On Aug. 1, 1981, viewers on a few cable systems were treated to a tight shot of the space shuttle preparing for launch and a NASA countdown, followed by the words “Ladies and gentlemen, rock and roll!” over footage of the Apollo 11 moon landing, giving birth to a channel that would grow to define pop culture over the last two decades of the 20th century and beyond.
The first video – The Buggles’ “Video Killed the Radio Star” – followed, and the rest, as they say, is history.
Of course, most of my vintage (I was 9 when the network kicked off) remember MTV as the place where you could watch music videos 24 hours a day.
This was in a now-incomprehensible time before “The Real World” and “” and “Cribs” and “Pimp My Ride,” and more recently "Jersey Shore" and "Skins" had been inflicted on us, nevermind the landslide of Reality TV garbage on the 989 channels everyone now gets.

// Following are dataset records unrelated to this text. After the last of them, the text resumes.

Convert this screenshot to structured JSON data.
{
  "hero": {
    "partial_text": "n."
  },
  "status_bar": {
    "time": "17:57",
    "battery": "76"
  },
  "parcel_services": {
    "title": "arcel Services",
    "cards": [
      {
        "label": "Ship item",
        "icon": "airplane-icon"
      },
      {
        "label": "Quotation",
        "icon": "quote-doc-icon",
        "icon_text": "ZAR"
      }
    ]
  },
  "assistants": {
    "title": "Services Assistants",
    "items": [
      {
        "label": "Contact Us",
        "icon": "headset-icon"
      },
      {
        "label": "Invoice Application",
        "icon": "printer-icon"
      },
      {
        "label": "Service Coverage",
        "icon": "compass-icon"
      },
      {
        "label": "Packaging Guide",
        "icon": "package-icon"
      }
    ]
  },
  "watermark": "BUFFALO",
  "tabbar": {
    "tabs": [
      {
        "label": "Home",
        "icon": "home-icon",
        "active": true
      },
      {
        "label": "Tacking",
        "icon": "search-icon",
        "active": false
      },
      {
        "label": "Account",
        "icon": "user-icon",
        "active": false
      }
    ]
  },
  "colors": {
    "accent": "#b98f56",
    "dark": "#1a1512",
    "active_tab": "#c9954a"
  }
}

It’s simply impossible to fathom for someone born after 1985 or so how much of a bombshell MTV was in the early '80s. But as it evolved, MTV became a force for social activism and a breeding ground for gifted young directors (Spike Jonze, David Fincher) and an incubator for hip-hop’s ascent into the mainstream.
There are so many classic moments in MTV history. Too many to count, really. What was your favorite moment?
Was it a particular video from the early days? The guy’s face popping up from the baked beans in Wall of Voodoo’s “Mexican Radio”?
Ric Ocasek of The Cars buzzing around as a fly in “You Might Think”?
Michael Jackson’s “Thriller”?
Genesis's "Land of Confusion"?
The Fixx’s “Red Skies at Night”?
The Tubes’ “She’s a Beauty”?
ZZ Top’s “Legs”?
Van Halen’s “Hot for Teacher”?
Dire Straits’ “Money for Nothing”?
Aerosmith and Run D.M.C.’s “Walk This Way”?
Cyndi Lauper’s “Girls Just Wanna Have Fun”?
Was it the pioneering debut of “The Real World”? Or the 1985 broadcast of Live Aid?
Or classic programming such as “Buzz Bin,” “Headbangers Ball,” “Closet Classics,” “Yo! MTV Raps!,” “MTV Unplugged” or “TRL”?
I think my all-time favorite MTV moment was Nirvana’s 1993 performance on Unplugged. It marked the apex of the band’s career, and served as the soundtrack of an entire year in my college experience.
Young or old, share your memories as MTV vaults squarely into middle age.